# ACTIVITY
The entries that follow must be given again exactly, with the pictures excluded.

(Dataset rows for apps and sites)
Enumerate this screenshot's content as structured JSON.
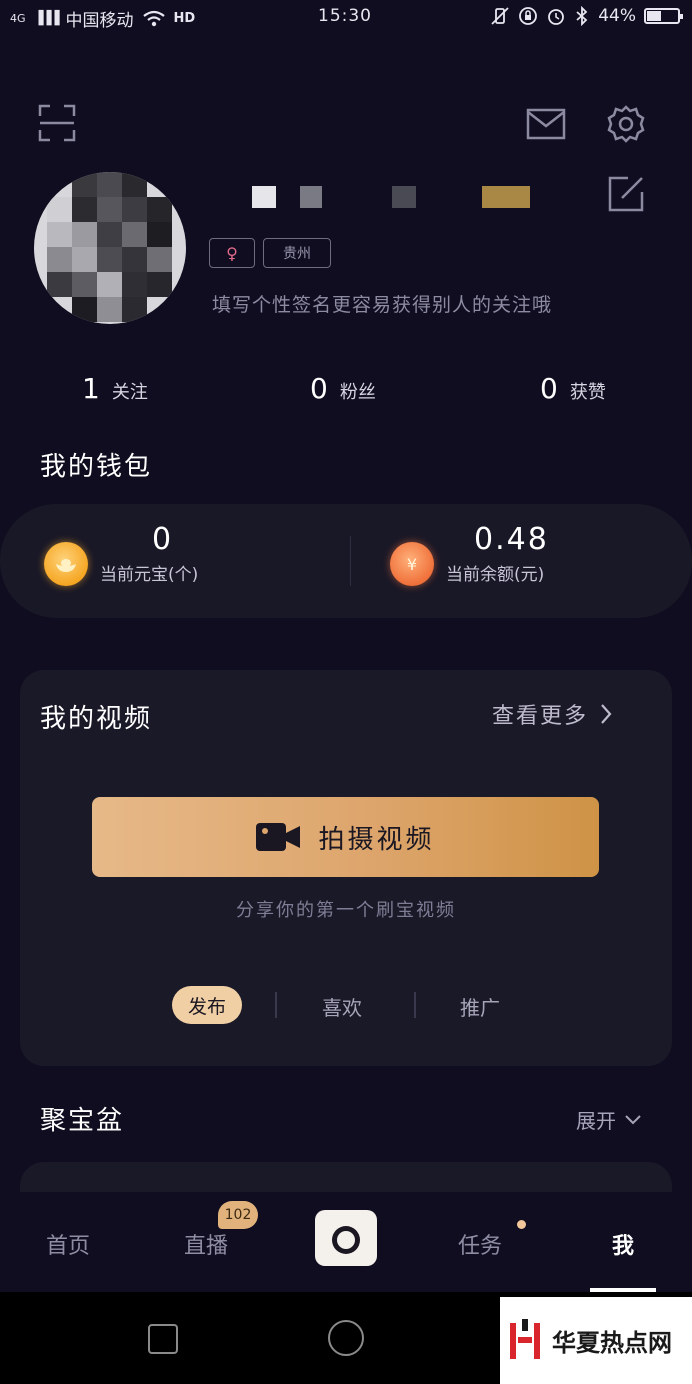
{
  "status_bar": {
    "network": "4G",
    "signal": "▐▐▐",
    "carrier": "中国移动",
    "wifi_icon": "wifi-icon",
    "call_icon": "HD",
    "time": "15:30",
    "right_icons": [
      "vibrate-off-icon",
      "lock-rotation-icon",
      "alarm-icon",
      "bluetooth-icon"
    ],
    "battery_percent": "44%",
    "battery_level": 0.44
  },
  "profile": {
    "gender_symbol": "♀",
    "location": "贵州",
    "signature": "填写个性签名更容易获得别人的关注哦"
  },
  "stats": [
    {
      "num": "1",
      "label": "关注"
    },
    {
      "num": "0",
      "label": "粉丝"
    },
    {
      "num": "0",
      "label": "获赞"
    }
  ],
  "wallet": {
    "title": "我的钱包",
    "ingot": {
      "value": "0",
      "label": "当前元宝(个)"
    },
    "balance": {
      "value": "0.48",
      "label": "当前余额(元)",
      "glyph": "¥"
    }
  },
  "videos": {
    "title": "我的视频",
    "more": "查看更多",
    "shoot_button": "拍摄视频",
    "share_hint": "分享你的第一个刷宝视频",
    "tabs": [
      "发布",
      "喜欢",
      "推广"
    ]
  },
  "treasure": {
    "title": "聚宝盆",
    "expand": "展开"
  },
  "bottom_nav": {
    "items": [
      "首页",
      "直播",
      "任务",
      "我"
    ],
    "live_badge": "102"
  },
  "watermark": {
    "text": "华夏热点网"
  },
  "colors": {
    "background": "#0f0d1f",
    "card": "#1a1928",
    "accent": "#dda56c",
    "pill": "#f1cfa4"
  }
}
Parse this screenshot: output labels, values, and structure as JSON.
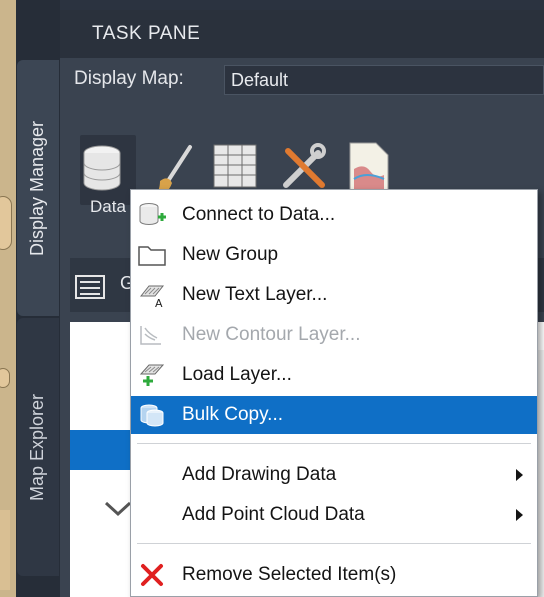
{
  "pane": {
    "title": "TASK PANE",
    "display_map_label": "Display Map:",
    "display_map_value": "Default"
  },
  "tabs": [
    {
      "label": "Display Manager",
      "active": true
    },
    {
      "label": "Map Explorer",
      "active": false
    }
  ],
  "toolbar": {
    "data_label": "Data",
    "icons": [
      "database-icon",
      "style-brush-icon",
      "table-icon",
      "tools-icon",
      "map-document-icon"
    ]
  },
  "layers_bar": {
    "partial_label": "G"
  },
  "context_menu": {
    "items": [
      {
        "label": "Connect to Data...",
        "icon": "connect-data-icon",
        "enabled": true
      },
      {
        "label": "New Group",
        "icon": "folder-icon",
        "enabled": true
      },
      {
        "label": "New Text Layer...",
        "icon": "text-layer-icon",
        "enabled": true
      },
      {
        "label": "New Contour Layer...",
        "icon": "contour-layer-icon",
        "enabled": false
      },
      {
        "label": "Load Layer...",
        "icon": "load-layer-icon",
        "enabled": true
      },
      {
        "label": "Bulk Copy...",
        "icon": "bulk-copy-icon",
        "enabled": true,
        "highlighted": true
      },
      {
        "label": "Add Drawing Data",
        "icon": "",
        "enabled": true,
        "submenu": true
      },
      {
        "label": "Add Point Cloud Data",
        "icon": "",
        "enabled": true,
        "submenu": true
      },
      {
        "label": "Remove Selected Item(s)",
        "icon": "remove-red-x-icon",
        "enabled": true
      }
    ]
  },
  "colors": {
    "highlight": "#0f6fc6",
    "pane_bg": "#3a4350",
    "title_bar": "#2a313c",
    "remove_icon": "#e02020",
    "add_icon": "#2eaa3c"
  }
}
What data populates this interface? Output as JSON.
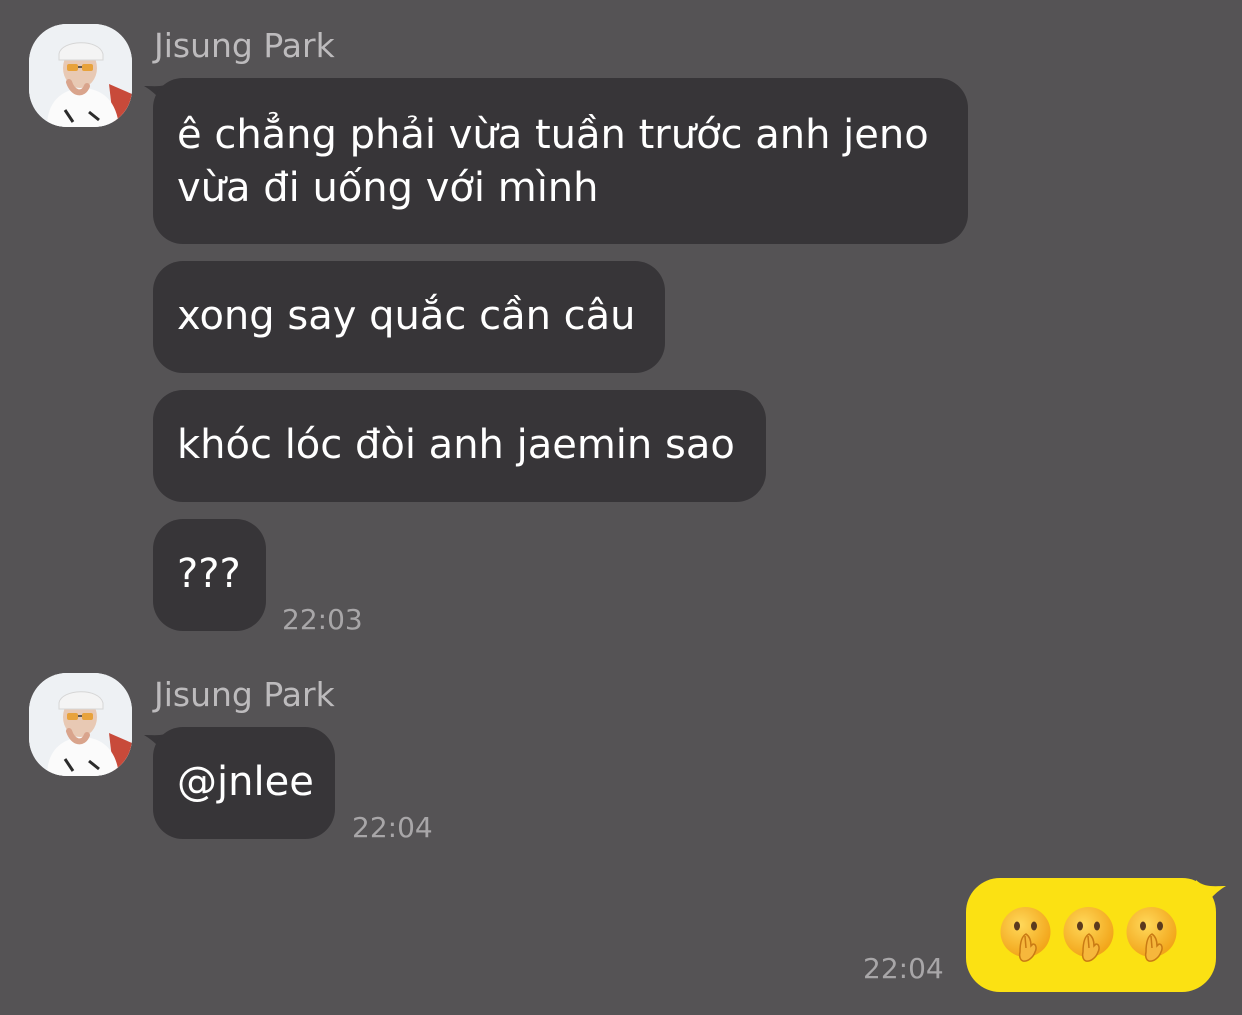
{
  "colors": {
    "background": "#555355",
    "incoming_bubble": "#373538",
    "outgoing_bubble": "#fbe113",
    "sender_name": "#bdbbbd",
    "timestamp": "#a8a6a8"
  },
  "groups": [
    {
      "sender": "Jisung Park",
      "avatar_icon": "profile-photo",
      "messages": [
        {
          "line1": "ê chẳng phải vừa tuần trước anh jeno",
          "line2": "vừa đi uống với mình"
        },
        {
          "text": "xong say quắc cần câu"
        },
        {
          "text": "khóc lóc đòi anh jaemin sao"
        },
        {
          "text": "???"
        }
      ],
      "time": "22:03"
    },
    {
      "sender": "Jisung Park",
      "avatar_icon": "profile-photo",
      "messages": [
        {
          "text": "@jnlee"
        }
      ],
      "time": "22:04"
    }
  ],
  "outgoing": {
    "emoji_icons": [
      "shushing-face-emoji",
      "shushing-face-emoji",
      "shushing-face-emoji"
    ],
    "time": "22:04"
  }
}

# SOLUTION FOR THIS PROBLEM
Enumerate this screenshot's content as structured JSON.
{
  "status_bar": {
    "network": "4G",
    "signal": "▐▐▐",
    "carrier": "中国移动",
    "wifi_icon": "wifi-icon",
    "call_icon": "HD",
    "time": "15:30",
    "right_icons": [
      "vibrate-off-icon",
      "lock-rotation-icon",
      "alarm-icon",
      "bluetooth-icon"
    ],
    "battery_percent": "44%",
    "battery_level": 0.44
  },
  "profile": {
    "gender_symbol": "♀",
    "location": "贵州",
    "signature": "填写个性签名更容易获得别人的关注哦"
  },
  "stats": [
    {
      "num": "1",
      "label": "关注"
    },
    {
      "num": "0",
      "label": "粉丝"
    },
    {
      "num": "0",
      "label": "获赞"
    }
  ],
  "wallet": {
    "title": "我的钱包",
    "ingot": {
      "value": "0",
      "label": "当前元宝(个)"
    },
    "balance": {
      "value": "0.48",
      "label": "当前余额(元)",
      "glyph": "¥"
    }
  },
  "videos": {
    "title": "我的视频",
    "more": "查看更多",
    "shoot_button": "拍摄视频",
    "share_hint": "分享你的第一个刷宝视频",
    "tabs": [
      "发布",
      "喜欢",
      "推广"
    ]
  },
  "treasure": {
    "title": "聚宝盆",
    "expand": "展开"
  },
  "bottom_nav": {
    "items": [
      "首页",
      "直播",
      "任务",
      "我"
    ],
    "live_badge": "102"
  },
  "watermark": {
    "text": "华夏热点网"
  },
  "colors": {
    "background": "#0f0d1f",
    "card": "#1a1928",
    "accent": "#dda56c",
    "pill": "#f1cfa4"
  }
}
Parse this screenshot: output labels, values, and structure as JSON.
{
  "pane": {
    "title": "TASK PANE",
    "display_map_label": "Display Map:",
    "display_map_value": "Default"
  },
  "tabs": [
    {
      "label": "Display Manager",
      "active": true
    },
    {
      "label": "Map Explorer",
      "active": false
    }
  ],
  "toolbar": {
    "data_label": "Data",
    "icons": [
      "database-icon",
      "style-brush-icon",
      "table-icon",
      "tools-icon",
      "map-document-icon"
    ]
  },
  "layers_bar": {
    "partial_label": "G"
  },
  "context_menu": {
    "items": [
      {
        "label": "Connect to Data...",
        "icon": "connect-data-icon",
        "enabled": true
      },
      {
        "label": "New Group",
        "icon": "folder-icon",
        "enabled": true
      },
      {
        "label": "New Text Layer...",
        "icon": "text-layer-icon",
        "enabled": true
      },
      {
        "label": "New Contour Layer...",
        "icon": "contour-layer-icon",
        "enabled": false
      },
      {
        "label": "Load Layer...",
        "icon": "load-layer-icon",
        "enabled": true
      },
      {
        "label": "Bulk Copy...",
        "icon": "bulk-copy-icon",
        "enabled": true,
        "highlighted": true
      },
      {
        "label": "Add Drawing Data",
        "icon": "",
        "enabled": true,
        "submenu": true
      },
      {
        "label": "Add Point Cloud Data",
        "icon": "",
        "enabled": true,
        "submenu": true
      },
      {
        "label": "Remove Selected Item(s)",
        "icon": "remove-red-x-icon",
        "enabled": true
      }
    ]
  },
  "colors": {
    "highlight": "#0f6fc6",
    "pane_bg": "#3a4350",
    "title_bar": "#2a313c",
    "remove_icon": "#e02020",
    "add_icon": "#2eaa3c"
  }
}
What data populates this interface? Output as JSON.
{
  "colors": {
    "background": "#555355",
    "incoming_bubble": "#373538",
    "outgoing_bubble": "#fbe113",
    "sender_name": "#bdbbbd",
    "timestamp": "#a8a6a8"
  },
  "groups": [
    {
      "sender": "Jisung Park",
      "avatar_icon": "profile-photo",
      "messages": [
        {
          "line1": "ê chẳng phải vừa tuần trước anh jeno",
          "line2": "vừa đi uống với mình"
        },
        {
          "text": "xong say quắc cần câu"
        },
        {
          "text": "khóc lóc đòi anh jaemin sao"
        },
        {
          "text": "???"
        }
      ],
      "time": "22:03"
    },
    {
      "sender": "Jisung Park",
      "avatar_icon": "profile-photo",
      "messages": [
        {
          "text": "@jnlee"
        }
      ],
      "time": "22:04"
    }
  ],
  "outgoing": {
    "emoji_icons": [
      "shushing-face-emoji",
      "shushing-face-emoji",
      "shushing-face-emoji"
    ],
    "time": "22:04"
  }
}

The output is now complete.